New project to investigate and share international best practice in digital technology within education
The collaborative team – made up of partner universities and schools in the UK, Netherlands, Germany, Portugal, Belgium and Hungary – will pool together new research and insight from each country to collectively strengthen the inclusivity of the education systems across Europe through digital learning opportunities.
Professor Mhairi Beaton, of the Carnegie School of Education at Leeds Beckett, and one of the leaders of the project, explained: “It is extremely important that we make sure that all children are included in an excellent education. COVID-19 has had a dramatic effect on education worldwide - and the use of digital technology has expanded vastly across all stages of education.
“It is very exciting to be working with our partners across Europe – whilst we are geographically different and have differing educational policies, we are facing many of the same challenges. By working together and pooling our knowledge, we can improve education here in the UK and make it a truly 21st century education for all children.”
The team will collaborate with young people, parents and teachers across Europe to find out what has been working, and not working, for them, in terms of digital learning.

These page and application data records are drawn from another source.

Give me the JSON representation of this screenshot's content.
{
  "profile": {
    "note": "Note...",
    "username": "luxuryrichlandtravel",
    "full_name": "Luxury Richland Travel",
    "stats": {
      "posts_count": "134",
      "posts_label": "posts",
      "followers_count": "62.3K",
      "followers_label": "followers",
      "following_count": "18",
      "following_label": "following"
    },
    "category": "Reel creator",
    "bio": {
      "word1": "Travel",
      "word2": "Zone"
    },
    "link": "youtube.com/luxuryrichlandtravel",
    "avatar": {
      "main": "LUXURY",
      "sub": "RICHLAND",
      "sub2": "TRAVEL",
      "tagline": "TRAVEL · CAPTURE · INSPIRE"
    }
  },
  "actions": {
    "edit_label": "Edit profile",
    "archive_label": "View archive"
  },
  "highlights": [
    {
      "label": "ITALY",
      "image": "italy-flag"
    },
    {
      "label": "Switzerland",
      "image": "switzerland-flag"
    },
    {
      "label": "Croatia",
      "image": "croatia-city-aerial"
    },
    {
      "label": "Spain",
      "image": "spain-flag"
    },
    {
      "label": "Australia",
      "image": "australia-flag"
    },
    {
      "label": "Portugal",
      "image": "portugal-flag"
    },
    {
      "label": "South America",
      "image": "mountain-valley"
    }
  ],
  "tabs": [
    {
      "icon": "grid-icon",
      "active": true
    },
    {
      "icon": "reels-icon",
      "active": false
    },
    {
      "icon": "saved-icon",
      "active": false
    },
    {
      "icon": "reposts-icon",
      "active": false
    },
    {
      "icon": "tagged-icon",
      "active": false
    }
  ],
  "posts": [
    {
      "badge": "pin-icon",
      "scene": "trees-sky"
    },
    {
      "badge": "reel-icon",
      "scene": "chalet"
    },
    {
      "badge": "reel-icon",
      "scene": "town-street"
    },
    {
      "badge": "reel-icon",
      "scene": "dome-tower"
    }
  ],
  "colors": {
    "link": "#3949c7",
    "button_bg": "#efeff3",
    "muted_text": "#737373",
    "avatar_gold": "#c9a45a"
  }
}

Rachel Lofthouse, Professor of Teacher Education at Leeds Beckett, and co-leader of the project, said: “We have seen many instances of creative digital education developed by teachers during the pandemic. Rather than starting with a blank slate, we want to acknowledge this innovative practice and develop them further - providing not just guidance for digital practice, but resources to support changes in thinking, understanding of dilemmas and possible ways to develop solutions within digital practice.”
The key aims of the project are:
- To increase educators’ abilities and confidence in providing effective and inclusive digital learning opportunities;
- To support educators’ abilities to manage change in their working practices – through developing their co-coaching skills and attitudes;
- To help the wider community – including parents, carers and other family members – to understand and support educators and young people in digital learning contexts.
Professor Lofthouse explained: “One of our strengths here at Leeds Beckett is our unique CollectivEd research centre for mentoring, coaching and professional learning. We will use our expertise to help schools develop co-coaching communities to explore and share new ideas related to digital education – and empower them to make changes.
“Through the centre we also have a large international network of practitioners and researchers who will input into the project – and help to share the new resources that we will create. This means there will be a huge potential for long-lasting positive change in education practice across the world.”
Professor Beaton added: “During the pandemic, digital technology has brought many positives. For example, children with autism have told us that having the ability to attend online classes with their cameras switched off has been a great help in removing the challenging social aspect of school – allowing them to concentrate solely on learning.
“By drawing on the wide expertise of our project team, we want to focus on the positives of the digital tools we have been using and find practices that can work for us all – and support all children as best we can – through this pandemic and into the future.”
The team want to increase the capacity of school leaders to build professional competencies across the school – and will produce a series of free, practical resources for all educational sectors, and all career stages, across national boundaries.
The resources will all be available online and will include:
- An interactive learning resource for teachers to develop their skills in teaching in the digital environment;
- An online toolbox to develop educators’ coaching skills – to guide them through creating new co-coaching communities to support future change;
- An interactive digital resource for families and the wider community to learn how to support young people in the ‘what and how’ of creating a suitable digital learning environment – from digital security to methods of learning and teaching.
Professor Beaton said: “The project will be very co-participatory with the volunteer parents, pupils, educators and members of the wider community who share their views with us. In this way, our resources will be very practical and real – and have a real impact on teachers, young people and their families.”
Professor Lofthouse added: “It is so valuable to us to collaborate with our European networks – it helps us to improve education in the UK in a way that is unique. By crossing boundaries, we can draw from a wide pool of expertise and motivations and it reminds us that there are alternative ways that we can try – which can help us to meet the needs of all pupils.”
The two-year project – entitled Reimagining A Positive Direction for Education (RAPIDE) - has received funding of €292,882 from Erasmus+.
The Leeds Beckett University team leading the project is Professor Mhairi Beaton, Professor Rachel Lofthouse, Meri Nasilyan and Diana Tremayne; and the full list of partners is: University of Aberdeen (Scotland), PLATO Research Institute at University of Leiden (Netherlands), Fontys University of Applied Sciences (Netherlands), National Education Institute of Slovenia, Seminar für Ausbildung und Fortbildung der Lehrkräfte (Gymnasien) Tübingen (Germany), University of Aberta (Portugal), Katholiek Onderwijs Vlaanderen (Belgium) and Eötvös Loránd University (Hungary).